PROBLEM STATEMENT
Read the records below and copy each line that contains "JSON".

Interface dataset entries
______

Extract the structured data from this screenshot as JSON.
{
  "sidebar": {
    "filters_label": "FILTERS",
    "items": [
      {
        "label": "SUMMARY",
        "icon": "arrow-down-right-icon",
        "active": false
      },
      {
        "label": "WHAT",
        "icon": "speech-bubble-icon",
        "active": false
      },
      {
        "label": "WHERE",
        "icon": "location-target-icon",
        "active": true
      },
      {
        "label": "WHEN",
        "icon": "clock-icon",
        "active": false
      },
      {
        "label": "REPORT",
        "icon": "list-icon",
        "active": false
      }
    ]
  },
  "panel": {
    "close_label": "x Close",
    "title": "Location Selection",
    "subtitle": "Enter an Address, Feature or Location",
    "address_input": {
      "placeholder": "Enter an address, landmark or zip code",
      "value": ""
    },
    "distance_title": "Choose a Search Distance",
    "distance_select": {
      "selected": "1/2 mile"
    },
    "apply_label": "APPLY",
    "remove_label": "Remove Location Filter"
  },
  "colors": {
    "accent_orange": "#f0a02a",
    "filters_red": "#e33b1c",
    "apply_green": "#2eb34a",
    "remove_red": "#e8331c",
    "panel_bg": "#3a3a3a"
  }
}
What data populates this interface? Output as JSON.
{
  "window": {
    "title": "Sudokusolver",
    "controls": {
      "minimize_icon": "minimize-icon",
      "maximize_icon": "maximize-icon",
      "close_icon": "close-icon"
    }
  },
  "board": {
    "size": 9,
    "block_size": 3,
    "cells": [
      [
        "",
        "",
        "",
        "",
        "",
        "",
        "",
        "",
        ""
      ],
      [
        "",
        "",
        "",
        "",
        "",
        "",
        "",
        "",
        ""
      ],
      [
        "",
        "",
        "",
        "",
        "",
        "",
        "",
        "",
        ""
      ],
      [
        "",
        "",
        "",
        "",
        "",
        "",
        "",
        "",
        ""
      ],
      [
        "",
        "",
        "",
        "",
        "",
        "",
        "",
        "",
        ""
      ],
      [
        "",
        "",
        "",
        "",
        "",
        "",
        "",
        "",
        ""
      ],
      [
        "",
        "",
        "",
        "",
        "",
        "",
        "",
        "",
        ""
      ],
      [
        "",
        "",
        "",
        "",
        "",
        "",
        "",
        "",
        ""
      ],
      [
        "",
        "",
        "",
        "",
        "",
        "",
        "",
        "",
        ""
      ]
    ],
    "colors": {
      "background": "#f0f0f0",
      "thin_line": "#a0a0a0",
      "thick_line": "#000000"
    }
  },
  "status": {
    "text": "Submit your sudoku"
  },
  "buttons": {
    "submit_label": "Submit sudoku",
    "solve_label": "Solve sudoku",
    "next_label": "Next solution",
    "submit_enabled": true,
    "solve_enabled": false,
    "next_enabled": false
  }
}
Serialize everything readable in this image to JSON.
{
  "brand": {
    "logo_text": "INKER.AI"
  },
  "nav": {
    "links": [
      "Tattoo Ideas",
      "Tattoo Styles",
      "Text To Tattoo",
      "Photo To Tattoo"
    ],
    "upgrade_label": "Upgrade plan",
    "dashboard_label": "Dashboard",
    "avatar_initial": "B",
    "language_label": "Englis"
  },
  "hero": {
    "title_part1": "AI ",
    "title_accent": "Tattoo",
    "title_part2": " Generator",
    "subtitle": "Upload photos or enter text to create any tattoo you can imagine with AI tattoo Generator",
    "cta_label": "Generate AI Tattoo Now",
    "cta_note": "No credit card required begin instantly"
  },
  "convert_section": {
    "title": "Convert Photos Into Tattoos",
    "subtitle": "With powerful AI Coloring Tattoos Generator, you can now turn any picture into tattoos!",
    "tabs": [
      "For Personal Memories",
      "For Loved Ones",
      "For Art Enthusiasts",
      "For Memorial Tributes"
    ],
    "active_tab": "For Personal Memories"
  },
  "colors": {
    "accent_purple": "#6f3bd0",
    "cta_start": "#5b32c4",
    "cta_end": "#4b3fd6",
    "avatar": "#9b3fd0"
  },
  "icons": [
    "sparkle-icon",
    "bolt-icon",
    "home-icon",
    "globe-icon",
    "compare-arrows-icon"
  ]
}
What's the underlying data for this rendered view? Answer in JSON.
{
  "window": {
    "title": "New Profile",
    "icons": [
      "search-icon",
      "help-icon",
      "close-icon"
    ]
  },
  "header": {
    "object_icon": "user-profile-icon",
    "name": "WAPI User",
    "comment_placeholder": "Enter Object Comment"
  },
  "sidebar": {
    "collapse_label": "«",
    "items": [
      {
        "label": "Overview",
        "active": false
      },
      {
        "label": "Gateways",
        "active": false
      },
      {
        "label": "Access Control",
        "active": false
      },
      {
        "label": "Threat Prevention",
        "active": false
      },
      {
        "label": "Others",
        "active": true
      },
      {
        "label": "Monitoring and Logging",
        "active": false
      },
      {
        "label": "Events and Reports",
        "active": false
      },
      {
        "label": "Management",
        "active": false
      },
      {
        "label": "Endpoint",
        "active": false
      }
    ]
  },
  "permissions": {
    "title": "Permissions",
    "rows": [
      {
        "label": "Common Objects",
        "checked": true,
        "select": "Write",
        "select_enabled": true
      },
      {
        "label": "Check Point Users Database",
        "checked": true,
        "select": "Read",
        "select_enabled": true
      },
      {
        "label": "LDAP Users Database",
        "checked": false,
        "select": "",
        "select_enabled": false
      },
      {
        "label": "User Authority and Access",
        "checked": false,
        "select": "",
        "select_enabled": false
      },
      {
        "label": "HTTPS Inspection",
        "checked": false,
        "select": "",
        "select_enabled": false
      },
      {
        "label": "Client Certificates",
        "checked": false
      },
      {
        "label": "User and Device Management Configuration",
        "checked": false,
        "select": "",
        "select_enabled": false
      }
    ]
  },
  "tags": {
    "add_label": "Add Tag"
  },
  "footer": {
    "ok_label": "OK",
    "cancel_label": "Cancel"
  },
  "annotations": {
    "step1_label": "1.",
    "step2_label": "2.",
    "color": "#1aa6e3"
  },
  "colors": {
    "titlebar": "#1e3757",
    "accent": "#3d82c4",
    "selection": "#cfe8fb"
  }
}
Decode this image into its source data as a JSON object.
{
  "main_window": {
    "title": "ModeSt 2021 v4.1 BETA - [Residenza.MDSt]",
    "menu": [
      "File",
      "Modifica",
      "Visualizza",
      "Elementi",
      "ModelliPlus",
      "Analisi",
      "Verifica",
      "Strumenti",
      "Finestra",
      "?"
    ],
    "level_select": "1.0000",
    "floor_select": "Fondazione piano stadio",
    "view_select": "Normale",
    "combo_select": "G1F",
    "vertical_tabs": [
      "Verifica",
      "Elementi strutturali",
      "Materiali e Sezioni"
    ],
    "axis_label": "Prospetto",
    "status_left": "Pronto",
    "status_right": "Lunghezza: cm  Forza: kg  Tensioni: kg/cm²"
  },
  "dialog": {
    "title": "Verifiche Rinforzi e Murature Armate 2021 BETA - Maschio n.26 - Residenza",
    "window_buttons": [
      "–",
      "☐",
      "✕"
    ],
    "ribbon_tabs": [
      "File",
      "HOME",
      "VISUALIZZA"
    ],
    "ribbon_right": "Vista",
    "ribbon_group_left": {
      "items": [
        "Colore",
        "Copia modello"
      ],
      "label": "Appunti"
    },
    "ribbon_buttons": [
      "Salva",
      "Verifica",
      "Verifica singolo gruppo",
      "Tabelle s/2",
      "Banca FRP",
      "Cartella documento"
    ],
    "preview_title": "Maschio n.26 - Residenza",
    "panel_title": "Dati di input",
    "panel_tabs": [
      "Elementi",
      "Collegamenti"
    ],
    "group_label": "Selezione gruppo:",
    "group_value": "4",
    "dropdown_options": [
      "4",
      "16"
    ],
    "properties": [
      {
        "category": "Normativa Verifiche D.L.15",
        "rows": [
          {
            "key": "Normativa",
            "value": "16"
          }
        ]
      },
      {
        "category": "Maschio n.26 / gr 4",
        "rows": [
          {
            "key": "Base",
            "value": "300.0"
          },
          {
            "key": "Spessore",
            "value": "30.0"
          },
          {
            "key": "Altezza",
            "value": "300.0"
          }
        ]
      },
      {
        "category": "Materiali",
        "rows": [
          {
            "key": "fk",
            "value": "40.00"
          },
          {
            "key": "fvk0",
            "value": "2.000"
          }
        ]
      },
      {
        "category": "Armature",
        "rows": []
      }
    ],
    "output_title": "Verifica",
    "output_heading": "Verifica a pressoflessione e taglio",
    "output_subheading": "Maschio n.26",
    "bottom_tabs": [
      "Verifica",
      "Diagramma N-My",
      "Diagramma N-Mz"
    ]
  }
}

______

EXERCISE RESPONSE
Extract the structured data from this screenshot as JSON.
What data populates this interface? Output as JSON.
Serialize everything readable in this image to JSON.
What's the underlying data for this rendered view? Answer in JSON.
Decode this image into its source data as a JSON object.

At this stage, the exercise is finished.